PROVIDED MATERIAL Start Marker

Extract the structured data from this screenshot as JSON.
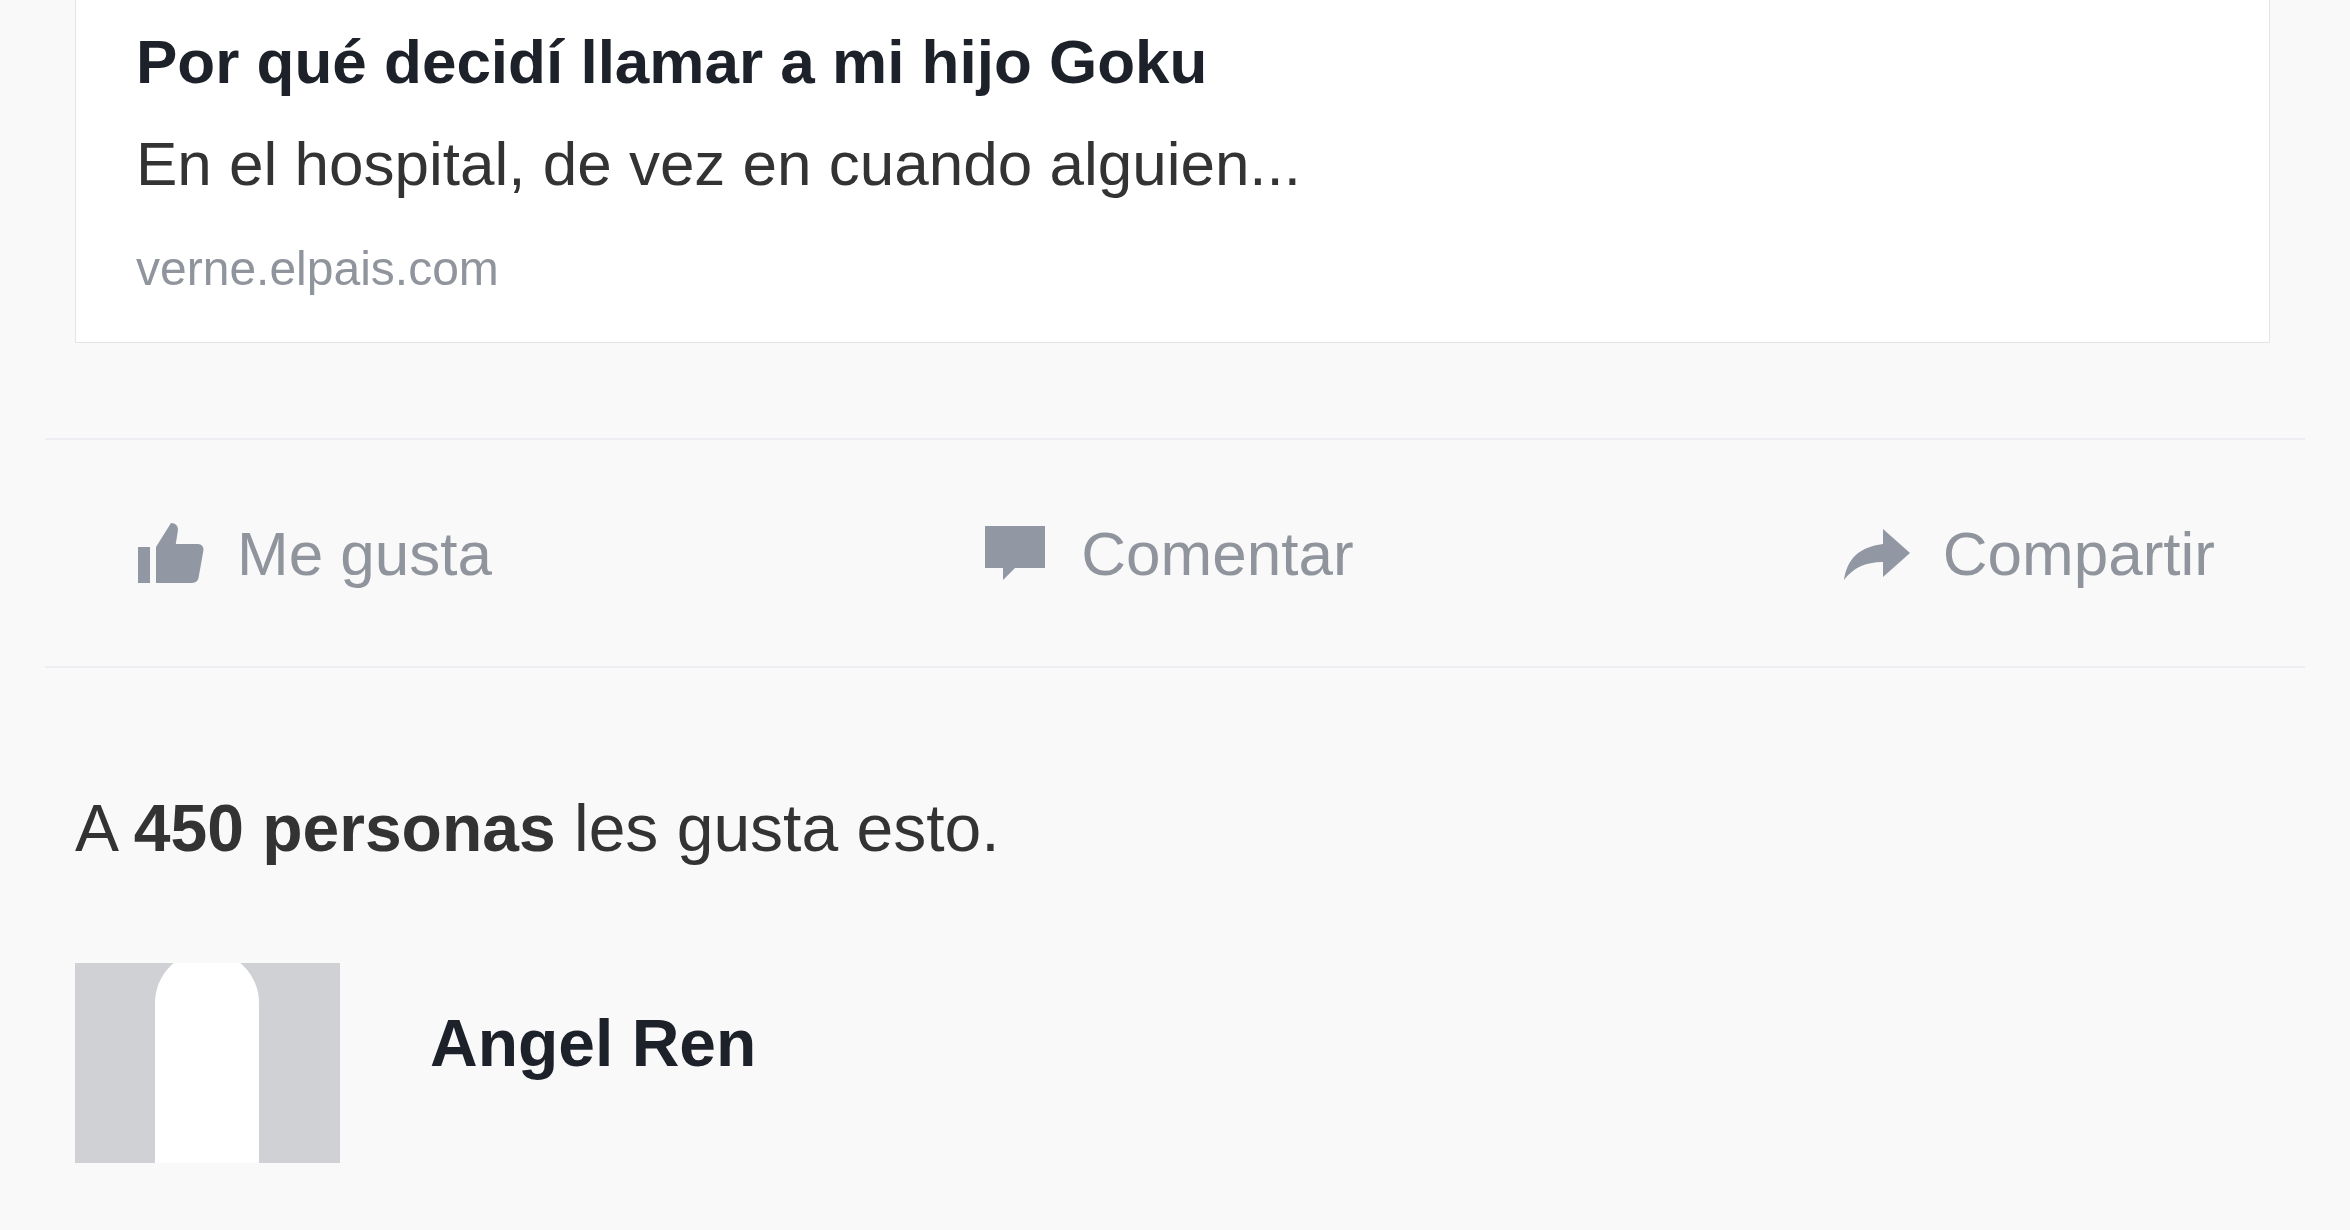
{
  "link_preview": {
    "title": "Por qué decidí llamar a mi hijo Goku",
    "description": "En el hospital, de vez en cuando alguien...",
    "domain": "verne.elpais.com"
  },
  "actions": [
    {
      "kind": "like",
      "label": "Me gusta"
    },
    {
      "kind": "comment",
      "label": "Comentar"
    },
    {
      "kind": "share",
      "label": "Compartir"
    }
  ],
  "likes_summary": "A **450 personas** les gusta esto.",
  "comment": {
    "author": "Angel Ren"
  }
}
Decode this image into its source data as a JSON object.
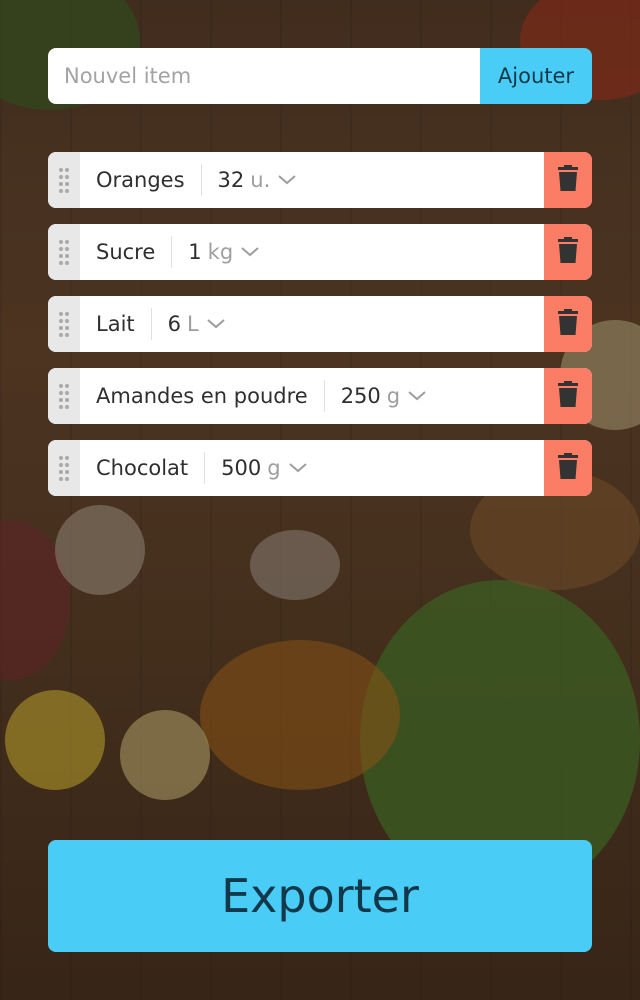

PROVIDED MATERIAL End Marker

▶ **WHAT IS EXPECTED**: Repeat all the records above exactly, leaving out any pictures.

▶ **RESPONSE BELOW**:
Extract the structured data from this screenshot as JSON.
{
  "link_preview": {
    "title": "Por qué decidí llamar a mi hijo Goku",
    "description": "En el hospital, de vez en cuando alguien...",
    "domain": "verne.elpais.com"
  },
  "actions": [
    {
      "kind": "like",
      "label": "Me gusta"
    },
    {
      "kind": "comment",
      "label": "Comentar"
    },
    {
      "kind": "share",
      "label": "Compartir"
    }
  ],
  "likes_summary": "A **450 personas** les gusta esto.",
  "comment": {
    "author": "Angel Ren"
  }
}
Decode this image into its source data as a JSON object.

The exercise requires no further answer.